**Task to complete:** For the entries below, report every line that includes the word "JSON".

^^^^^^^^^^^^^^^^

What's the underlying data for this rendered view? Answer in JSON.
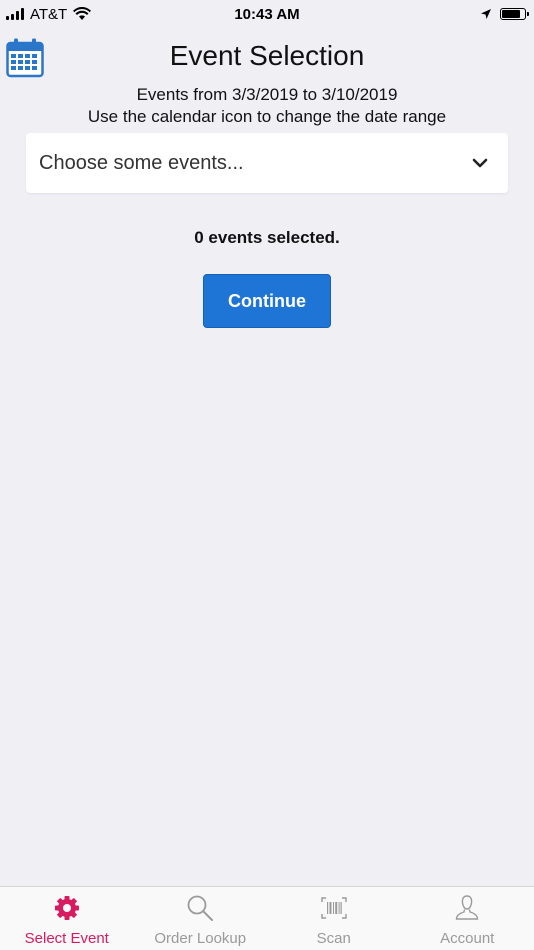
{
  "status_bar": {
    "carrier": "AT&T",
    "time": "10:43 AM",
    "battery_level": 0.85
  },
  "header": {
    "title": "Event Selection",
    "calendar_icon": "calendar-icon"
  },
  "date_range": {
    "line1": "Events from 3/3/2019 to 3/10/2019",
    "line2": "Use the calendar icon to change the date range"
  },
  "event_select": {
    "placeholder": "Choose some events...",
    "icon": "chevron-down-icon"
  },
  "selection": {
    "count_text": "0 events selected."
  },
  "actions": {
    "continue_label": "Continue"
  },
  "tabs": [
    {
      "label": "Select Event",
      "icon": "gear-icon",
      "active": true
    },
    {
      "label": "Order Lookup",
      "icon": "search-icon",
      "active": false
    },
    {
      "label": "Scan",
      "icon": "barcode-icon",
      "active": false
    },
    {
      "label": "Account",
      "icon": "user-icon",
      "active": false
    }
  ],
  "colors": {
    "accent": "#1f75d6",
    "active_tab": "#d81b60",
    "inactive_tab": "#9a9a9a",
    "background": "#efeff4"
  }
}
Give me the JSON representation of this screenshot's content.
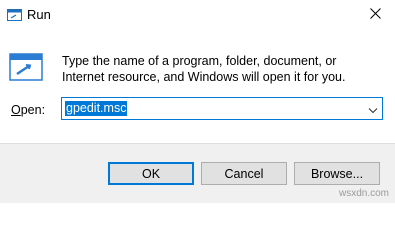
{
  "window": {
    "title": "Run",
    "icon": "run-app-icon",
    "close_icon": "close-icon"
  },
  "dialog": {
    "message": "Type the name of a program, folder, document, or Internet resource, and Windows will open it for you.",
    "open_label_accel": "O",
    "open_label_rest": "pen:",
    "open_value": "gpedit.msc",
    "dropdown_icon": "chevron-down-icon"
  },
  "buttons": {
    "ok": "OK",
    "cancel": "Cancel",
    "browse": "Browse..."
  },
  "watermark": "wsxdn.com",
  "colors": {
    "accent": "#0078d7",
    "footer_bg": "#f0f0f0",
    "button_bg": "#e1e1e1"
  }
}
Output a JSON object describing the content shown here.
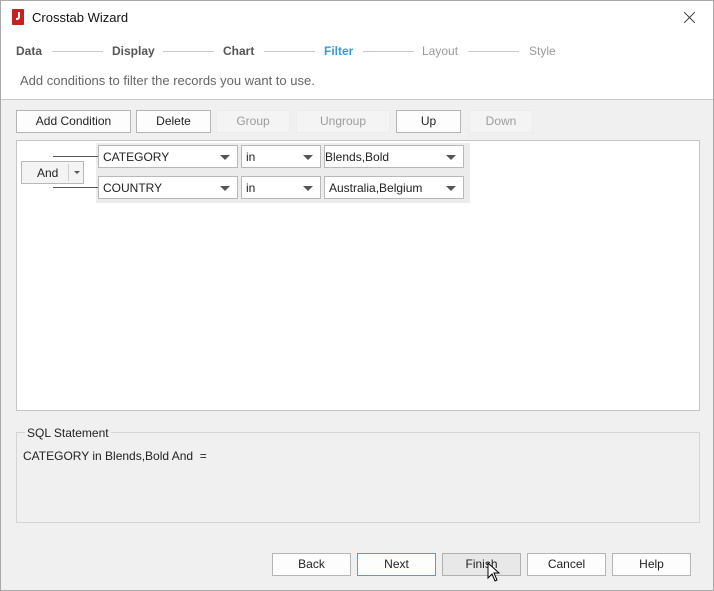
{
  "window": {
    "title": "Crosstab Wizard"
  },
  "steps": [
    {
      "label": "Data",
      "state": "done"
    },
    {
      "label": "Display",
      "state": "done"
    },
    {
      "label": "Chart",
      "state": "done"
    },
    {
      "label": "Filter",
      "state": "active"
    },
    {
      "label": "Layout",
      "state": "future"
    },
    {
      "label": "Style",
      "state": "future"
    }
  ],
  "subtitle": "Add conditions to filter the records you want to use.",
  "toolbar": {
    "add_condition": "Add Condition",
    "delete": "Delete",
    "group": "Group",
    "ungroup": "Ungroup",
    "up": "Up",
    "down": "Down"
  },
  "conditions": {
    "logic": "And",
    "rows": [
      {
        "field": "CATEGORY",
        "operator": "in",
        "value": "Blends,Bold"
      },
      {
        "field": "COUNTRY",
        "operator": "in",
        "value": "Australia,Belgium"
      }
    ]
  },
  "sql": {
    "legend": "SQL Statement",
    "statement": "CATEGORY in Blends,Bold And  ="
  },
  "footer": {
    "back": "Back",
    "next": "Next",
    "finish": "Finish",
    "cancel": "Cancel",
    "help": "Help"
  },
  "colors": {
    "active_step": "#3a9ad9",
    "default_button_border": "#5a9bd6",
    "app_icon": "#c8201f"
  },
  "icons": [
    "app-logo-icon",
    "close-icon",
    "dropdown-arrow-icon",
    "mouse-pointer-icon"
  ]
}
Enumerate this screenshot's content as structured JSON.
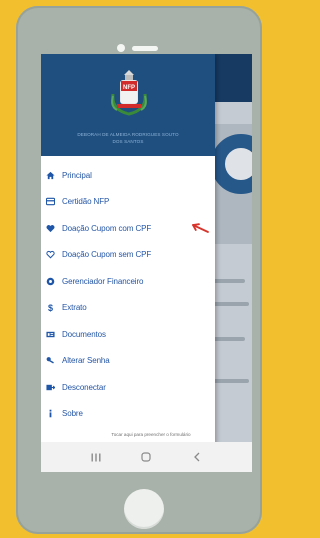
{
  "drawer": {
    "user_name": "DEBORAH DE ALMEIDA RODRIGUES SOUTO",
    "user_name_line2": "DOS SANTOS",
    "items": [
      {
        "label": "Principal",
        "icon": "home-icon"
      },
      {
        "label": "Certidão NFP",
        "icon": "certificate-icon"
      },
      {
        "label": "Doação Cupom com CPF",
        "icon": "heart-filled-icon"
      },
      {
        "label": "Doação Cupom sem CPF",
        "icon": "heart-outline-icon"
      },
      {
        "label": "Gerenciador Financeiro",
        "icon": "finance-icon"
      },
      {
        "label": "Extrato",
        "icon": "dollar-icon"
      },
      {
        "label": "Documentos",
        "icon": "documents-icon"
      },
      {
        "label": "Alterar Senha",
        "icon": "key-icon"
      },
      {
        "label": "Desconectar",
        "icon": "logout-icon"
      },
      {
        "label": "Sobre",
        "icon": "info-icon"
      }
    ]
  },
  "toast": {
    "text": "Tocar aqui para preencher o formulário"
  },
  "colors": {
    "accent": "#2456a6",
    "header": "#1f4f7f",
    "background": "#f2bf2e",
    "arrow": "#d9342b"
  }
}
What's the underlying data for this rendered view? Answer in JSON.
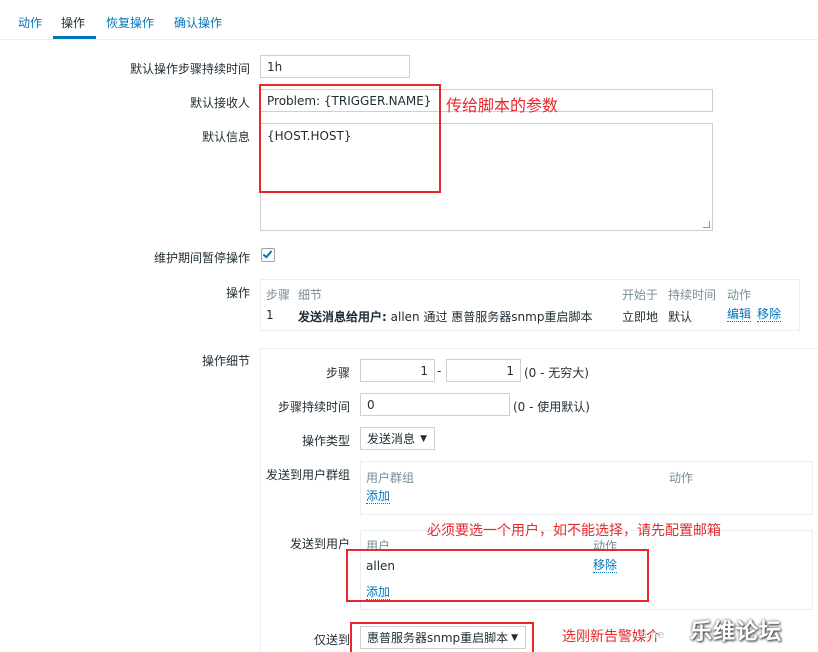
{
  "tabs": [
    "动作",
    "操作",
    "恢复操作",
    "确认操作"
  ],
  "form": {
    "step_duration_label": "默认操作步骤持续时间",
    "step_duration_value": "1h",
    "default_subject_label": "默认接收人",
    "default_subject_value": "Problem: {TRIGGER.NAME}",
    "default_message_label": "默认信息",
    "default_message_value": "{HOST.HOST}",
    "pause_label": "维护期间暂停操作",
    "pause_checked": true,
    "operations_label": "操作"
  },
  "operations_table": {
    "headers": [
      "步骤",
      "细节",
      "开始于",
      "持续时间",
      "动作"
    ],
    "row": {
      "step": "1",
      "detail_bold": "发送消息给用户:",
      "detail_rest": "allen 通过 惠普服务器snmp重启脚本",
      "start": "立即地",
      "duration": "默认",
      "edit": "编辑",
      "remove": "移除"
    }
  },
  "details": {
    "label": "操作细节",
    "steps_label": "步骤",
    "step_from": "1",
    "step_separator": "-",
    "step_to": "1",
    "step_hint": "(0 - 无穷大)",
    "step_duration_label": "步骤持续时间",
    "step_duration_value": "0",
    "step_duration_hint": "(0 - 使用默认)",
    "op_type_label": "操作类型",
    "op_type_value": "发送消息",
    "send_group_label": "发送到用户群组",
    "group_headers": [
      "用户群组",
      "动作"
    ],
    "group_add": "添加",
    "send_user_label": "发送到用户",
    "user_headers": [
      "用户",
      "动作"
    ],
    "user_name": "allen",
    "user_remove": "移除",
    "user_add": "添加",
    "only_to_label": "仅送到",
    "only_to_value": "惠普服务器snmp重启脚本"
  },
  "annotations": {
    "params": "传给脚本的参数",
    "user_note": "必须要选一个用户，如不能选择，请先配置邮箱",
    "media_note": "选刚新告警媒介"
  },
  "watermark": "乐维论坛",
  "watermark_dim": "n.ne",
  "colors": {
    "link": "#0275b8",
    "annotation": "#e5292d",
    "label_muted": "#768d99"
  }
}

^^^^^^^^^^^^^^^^

**Problem solution:**
What's the underlying data for this rendered view? Answer in JSON.
Give me the JSON representation of this screenshot's content.
Output a JSON object describing the content shown here.
Enumerate this screenshot's content as structured JSON.
What's the underlying data for this rendered view? Answer in JSON.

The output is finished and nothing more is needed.